[Element data from apps and pages]
• • • • • • •

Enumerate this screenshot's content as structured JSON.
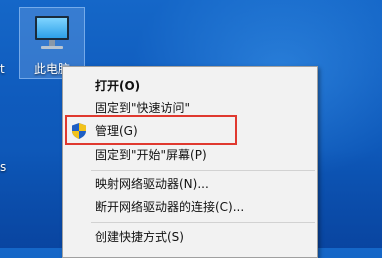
{
  "desktop": {
    "icon_label": "此电脑",
    "icon_name": "computer-monitor-icon",
    "edge_text_1": "t",
    "edge_text_2": "s"
  },
  "context_menu": {
    "items": [
      {
        "label": "打开(O)",
        "bold": true
      },
      {
        "label": "固定到\"快速访问\""
      },
      {
        "label": "管理(G)",
        "icon": "uac-shield-icon",
        "highlighted": true
      },
      {
        "label": "固定到\"开始\"屏幕(P)"
      },
      {
        "label": "映射网络驱动器(N)..."
      },
      {
        "label": "断开网络驱动器的连接(C)..."
      },
      {
        "label": "创建快捷方式(S)"
      }
    ]
  },
  "colors": {
    "highlight_border": "#e0392f",
    "desktop_blue": "#1567c8",
    "menu_background": "#f2f2f2"
  }
}
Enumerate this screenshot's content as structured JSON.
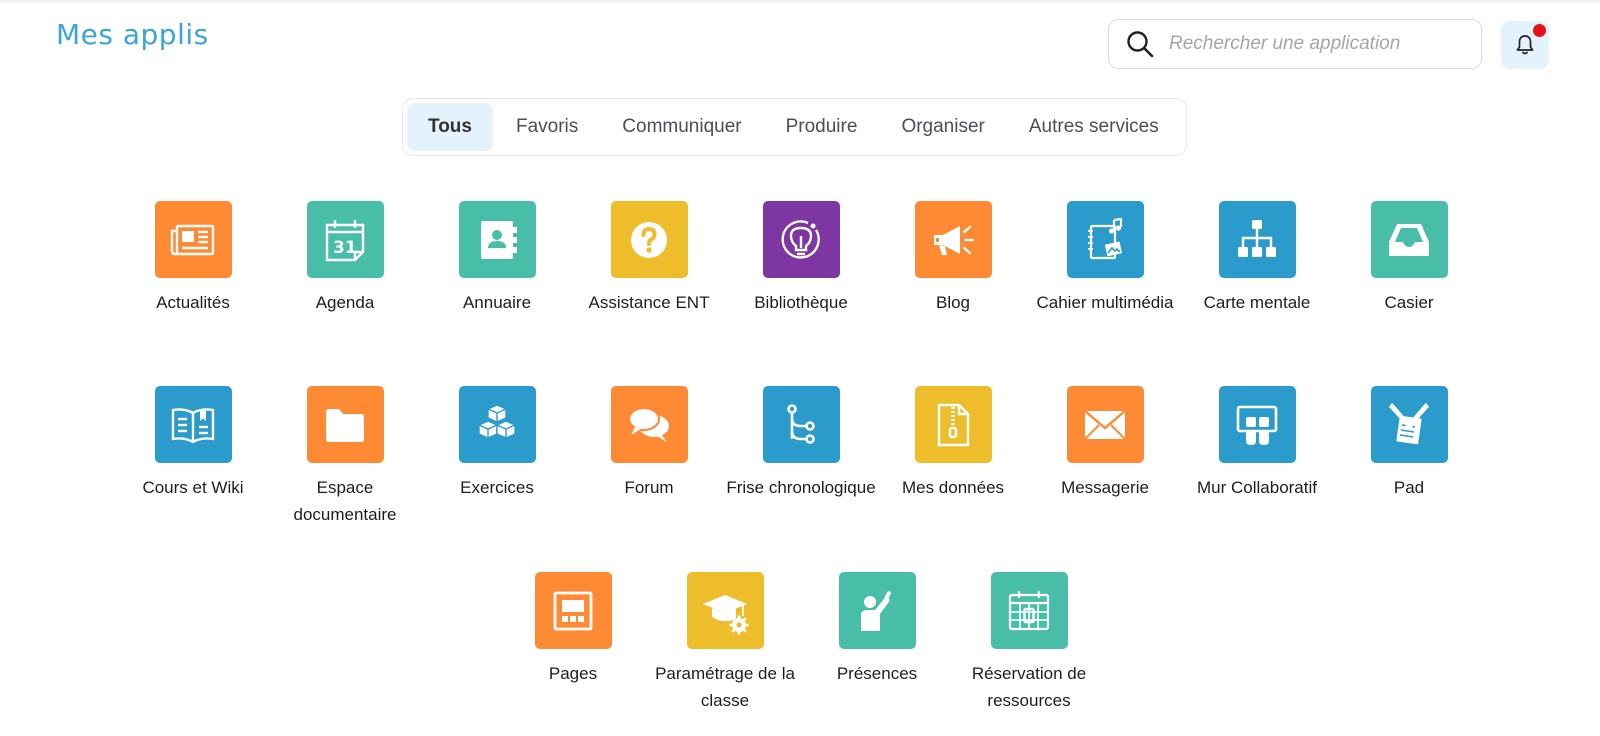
{
  "header": {
    "title": "Mes applis",
    "search_placeholder": "Rechercher une application",
    "search_icon": "search-icon",
    "notification_icon": "bell-icon"
  },
  "tabs": [
    {
      "label": "Tous",
      "active": true
    },
    {
      "label": "Favoris",
      "active": false
    },
    {
      "label": "Communiquer",
      "active": false
    },
    {
      "label": "Produire",
      "active": false
    },
    {
      "label": "Organiser",
      "active": false
    },
    {
      "label": "Autres services",
      "active": false
    }
  ],
  "colors": {
    "orange": "#fe8b34",
    "teal": "#48bea9",
    "yellow": "#edbd2c",
    "purple": "#7e36a2",
    "blue": "#2a9bcb",
    "title": "#3aa6d1",
    "notification_dot": "#e4101a"
  },
  "apps": [
    {
      "label": "Actualités",
      "icon": "newspaper-icon",
      "color": "orange"
    },
    {
      "label": "Agenda",
      "icon": "calendar-icon",
      "color": "teal"
    },
    {
      "label": "Annuaire",
      "icon": "contact-book-icon",
      "color": "teal"
    },
    {
      "label": "Assistance ENT",
      "icon": "help-icon",
      "color": "yellow"
    },
    {
      "label": "Bibliothèque",
      "icon": "lightbulb-icon",
      "color": "purple"
    },
    {
      "label": "Blog",
      "icon": "megaphone-icon",
      "color": "orange"
    },
    {
      "label": "Cahier multimédia",
      "icon": "multimedia-notebook-icon",
      "color": "blue"
    },
    {
      "label": "Carte mentale",
      "icon": "mind-map-icon",
      "color": "blue"
    },
    {
      "label": "Casier",
      "icon": "inbox-tray-icon",
      "color": "teal"
    },
    {
      "label": "Cours et Wiki",
      "icon": "open-book-icon",
      "color": "blue"
    },
    {
      "label": "Espace documentaire",
      "icon": "folder-icon",
      "color": "orange"
    },
    {
      "label": "Exercices",
      "icon": "cubes-icon",
      "color": "blue"
    },
    {
      "label": "Forum",
      "icon": "chat-bubbles-icon",
      "color": "orange"
    },
    {
      "label": "Frise chronologique",
      "icon": "timeline-branch-icon",
      "color": "blue"
    },
    {
      "label": "Mes données",
      "icon": "zip-file-icon",
      "color": "yellow"
    },
    {
      "label": "Messagerie",
      "icon": "envelope-icon",
      "color": "orange"
    },
    {
      "label": "Mur Collaboratif",
      "icon": "sticky-notes-board-icon",
      "color": "blue"
    },
    {
      "label": "Pad",
      "icon": "pad-pencils-icon",
      "color": "blue"
    },
    {
      "label": "Pages",
      "icon": "page-layout-icon",
      "color": "orange"
    },
    {
      "label": "Paramétrage de la classe",
      "icon": "graduation-cap-gear-icon",
      "color": "yellow"
    },
    {
      "label": "Présences",
      "icon": "raised-hand-icon",
      "color": "teal"
    },
    {
      "label": "Réservation de ressources",
      "icon": "booking-calendar-icon",
      "color": "teal"
    }
  ]
}
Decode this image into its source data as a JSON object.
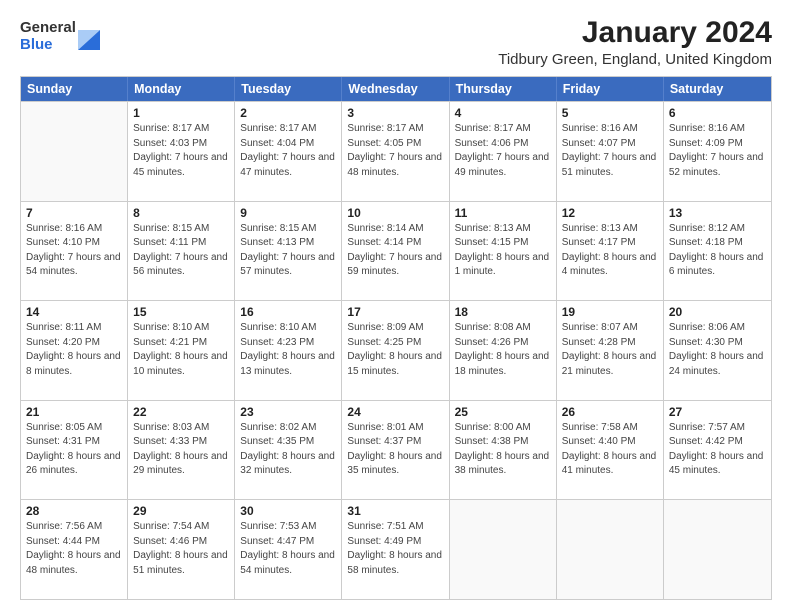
{
  "logo": {
    "general": "General",
    "blue": "Blue"
  },
  "title": "January 2024",
  "subtitle": "Tidbury Green, England, United Kingdom",
  "days": [
    "Sunday",
    "Monday",
    "Tuesday",
    "Wednesday",
    "Thursday",
    "Friday",
    "Saturday"
  ],
  "weeks": [
    [
      {
        "day": "",
        "sunrise": "",
        "sunset": "",
        "daylight": ""
      },
      {
        "day": "1",
        "sunrise": "Sunrise: 8:17 AM",
        "sunset": "Sunset: 4:03 PM",
        "daylight": "Daylight: 7 hours and 45 minutes."
      },
      {
        "day": "2",
        "sunrise": "Sunrise: 8:17 AM",
        "sunset": "Sunset: 4:04 PM",
        "daylight": "Daylight: 7 hours and 47 minutes."
      },
      {
        "day": "3",
        "sunrise": "Sunrise: 8:17 AM",
        "sunset": "Sunset: 4:05 PM",
        "daylight": "Daylight: 7 hours and 48 minutes."
      },
      {
        "day": "4",
        "sunrise": "Sunrise: 8:17 AM",
        "sunset": "Sunset: 4:06 PM",
        "daylight": "Daylight: 7 hours and 49 minutes."
      },
      {
        "day": "5",
        "sunrise": "Sunrise: 8:16 AM",
        "sunset": "Sunset: 4:07 PM",
        "daylight": "Daylight: 7 hours and 51 minutes."
      },
      {
        "day": "6",
        "sunrise": "Sunrise: 8:16 AM",
        "sunset": "Sunset: 4:09 PM",
        "daylight": "Daylight: 7 hours and 52 minutes."
      }
    ],
    [
      {
        "day": "7",
        "sunrise": "Sunrise: 8:16 AM",
        "sunset": "Sunset: 4:10 PM",
        "daylight": "Daylight: 7 hours and 54 minutes."
      },
      {
        "day": "8",
        "sunrise": "Sunrise: 8:15 AM",
        "sunset": "Sunset: 4:11 PM",
        "daylight": "Daylight: 7 hours and 56 minutes."
      },
      {
        "day": "9",
        "sunrise": "Sunrise: 8:15 AM",
        "sunset": "Sunset: 4:13 PM",
        "daylight": "Daylight: 7 hours and 57 minutes."
      },
      {
        "day": "10",
        "sunrise": "Sunrise: 8:14 AM",
        "sunset": "Sunset: 4:14 PM",
        "daylight": "Daylight: 7 hours and 59 minutes."
      },
      {
        "day": "11",
        "sunrise": "Sunrise: 8:13 AM",
        "sunset": "Sunset: 4:15 PM",
        "daylight": "Daylight: 8 hours and 1 minute."
      },
      {
        "day": "12",
        "sunrise": "Sunrise: 8:13 AM",
        "sunset": "Sunset: 4:17 PM",
        "daylight": "Daylight: 8 hours and 4 minutes."
      },
      {
        "day": "13",
        "sunrise": "Sunrise: 8:12 AM",
        "sunset": "Sunset: 4:18 PM",
        "daylight": "Daylight: 8 hours and 6 minutes."
      }
    ],
    [
      {
        "day": "14",
        "sunrise": "Sunrise: 8:11 AM",
        "sunset": "Sunset: 4:20 PM",
        "daylight": "Daylight: 8 hours and 8 minutes."
      },
      {
        "day": "15",
        "sunrise": "Sunrise: 8:10 AM",
        "sunset": "Sunset: 4:21 PM",
        "daylight": "Daylight: 8 hours and 10 minutes."
      },
      {
        "day": "16",
        "sunrise": "Sunrise: 8:10 AM",
        "sunset": "Sunset: 4:23 PM",
        "daylight": "Daylight: 8 hours and 13 minutes."
      },
      {
        "day": "17",
        "sunrise": "Sunrise: 8:09 AM",
        "sunset": "Sunset: 4:25 PM",
        "daylight": "Daylight: 8 hours and 15 minutes."
      },
      {
        "day": "18",
        "sunrise": "Sunrise: 8:08 AM",
        "sunset": "Sunset: 4:26 PM",
        "daylight": "Daylight: 8 hours and 18 minutes."
      },
      {
        "day": "19",
        "sunrise": "Sunrise: 8:07 AM",
        "sunset": "Sunset: 4:28 PM",
        "daylight": "Daylight: 8 hours and 21 minutes."
      },
      {
        "day": "20",
        "sunrise": "Sunrise: 8:06 AM",
        "sunset": "Sunset: 4:30 PM",
        "daylight": "Daylight: 8 hours and 24 minutes."
      }
    ],
    [
      {
        "day": "21",
        "sunrise": "Sunrise: 8:05 AM",
        "sunset": "Sunset: 4:31 PM",
        "daylight": "Daylight: 8 hours and 26 minutes."
      },
      {
        "day": "22",
        "sunrise": "Sunrise: 8:03 AM",
        "sunset": "Sunset: 4:33 PM",
        "daylight": "Daylight: 8 hours and 29 minutes."
      },
      {
        "day": "23",
        "sunrise": "Sunrise: 8:02 AM",
        "sunset": "Sunset: 4:35 PM",
        "daylight": "Daylight: 8 hours and 32 minutes."
      },
      {
        "day": "24",
        "sunrise": "Sunrise: 8:01 AM",
        "sunset": "Sunset: 4:37 PM",
        "daylight": "Daylight: 8 hours and 35 minutes."
      },
      {
        "day": "25",
        "sunrise": "Sunrise: 8:00 AM",
        "sunset": "Sunset: 4:38 PM",
        "daylight": "Daylight: 8 hours and 38 minutes."
      },
      {
        "day": "26",
        "sunrise": "Sunrise: 7:58 AM",
        "sunset": "Sunset: 4:40 PM",
        "daylight": "Daylight: 8 hours and 41 minutes."
      },
      {
        "day": "27",
        "sunrise": "Sunrise: 7:57 AM",
        "sunset": "Sunset: 4:42 PM",
        "daylight": "Daylight: 8 hours and 45 minutes."
      }
    ],
    [
      {
        "day": "28",
        "sunrise": "Sunrise: 7:56 AM",
        "sunset": "Sunset: 4:44 PM",
        "daylight": "Daylight: 8 hours and 48 minutes."
      },
      {
        "day": "29",
        "sunrise": "Sunrise: 7:54 AM",
        "sunset": "Sunset: 4:46 PM",
        "daylight": "Daylight: 8 hours and 51 minutes."
      },
      {
        "day": "30",
        "sunrise": "Sunrise: 7:53 AM",
        "sunset": "Sunset: 4:47 PM",
        "daylight": "Daylight: 8 hours and 54 minutes."
      },
      {
        "day": "31",
        "sunrise": "Sunrise: 7:51 AM",
        "sunset": "Sunset: 4:49 PM",
        "daylight": "Daylight: 8 hours and 58 minutes."
      },
      {
        "day": "",
        "sunrise": "",
        "sunset": "",
        "daylight": ""
      },
      {
        "day": "",
        "sunrise": "",
        "sunset": "",
        "daylight": ""
      },
      {
        "day": "",
        "sunrise": "",
        "sunset": "",
        "daylight": ""
      }
    ]
  ]
}
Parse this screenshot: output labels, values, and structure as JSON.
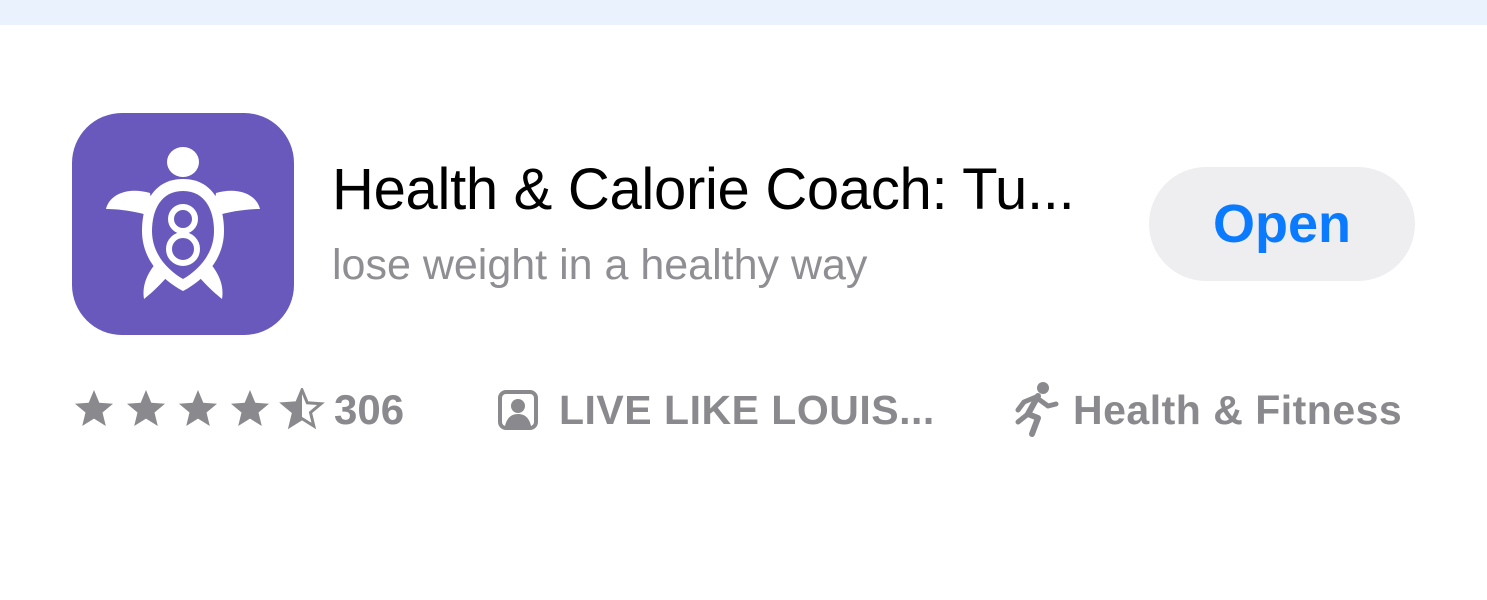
{
  "app": {
    "title": "Health & Calorie Coach: Tu...",
    "subtitle": "lose weight in a healthy way",
    "icon": "turtle-logo-icon",
    "icon_color": "#6a59bd",
    "action_label": "Open",
    "action_color": "#0a7aff"
  },
  "rating": {
    "stars": 4.5,
    "max_stars": 5,
    "count": "306",
    "icon": "star-icon"
  },
  "developer": {
    "name": "LIVE LIKE LOUIS...",
    "icon": "person-square-icon"
  },
  "category": {
    "name": "Health & Fitness",
    "icon": "running-figure-icon"
  },
  "colors": {
    "top_bar": "#eaf3fd",
    "meta_text": "#8a8a8e",
    "subtitle_text": "#8e8e93"
  }
}
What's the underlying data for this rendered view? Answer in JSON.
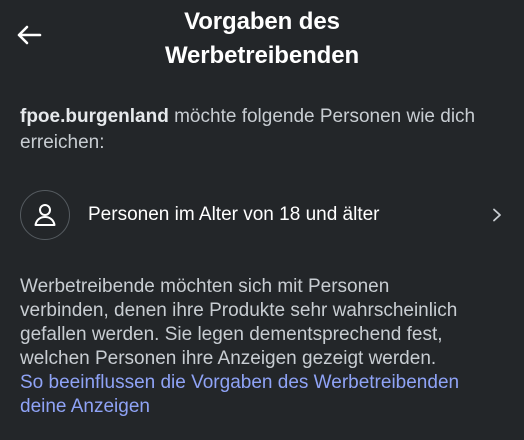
{
  "header": {
    "title_line1": "Vorgaben des",
    "title_line2": "Werbetreibenden",
    "back_icon": "arrow-left-icon"
  },
  "intro": {
    "advertiser": "fpoe.burgenland",
    "text": " möchte folgende Personen wie dich erreichen:"
  },
  "audience": {
    "label": "Personen im Alter von 18 und älter",
    "icon": "person-icon",
    "chevron_icon": "chevron-right-icon"
  },
  "description": {
    "lines": [
      "Werbetreibende möchten sich mit Personen",
      "verbinden, denen ihre Produkte sehr wahrscheinlich",
      "gefallen werden. Sie legen dementsprechend fest,",
      "welchen Personen ihre Anzeigen gezeigt werden."
    ],
    "link_lines": [
      "So beeinflussen die Vorgaben des Werbetreibenden",
      "deine Anzeigen"
    ]
  },
  "colors": {
    "background": "#232629",
    "text": "#ffffff",
    "secondary_text": "#c8cdd2",
    "link": "#8fa3f6"
  }
}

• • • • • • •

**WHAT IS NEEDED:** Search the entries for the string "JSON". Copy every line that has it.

**TASK RESULT:**
Enumerate this screenshot's content as structured JSON.
Enumerate this screenshot's content as structured JSON.
Decode this image into its source data as a JSON object.
Parse this screenshot: output labels, values, and structure as JSON.
What's the underlying data for this rendered view? Answer in JSON.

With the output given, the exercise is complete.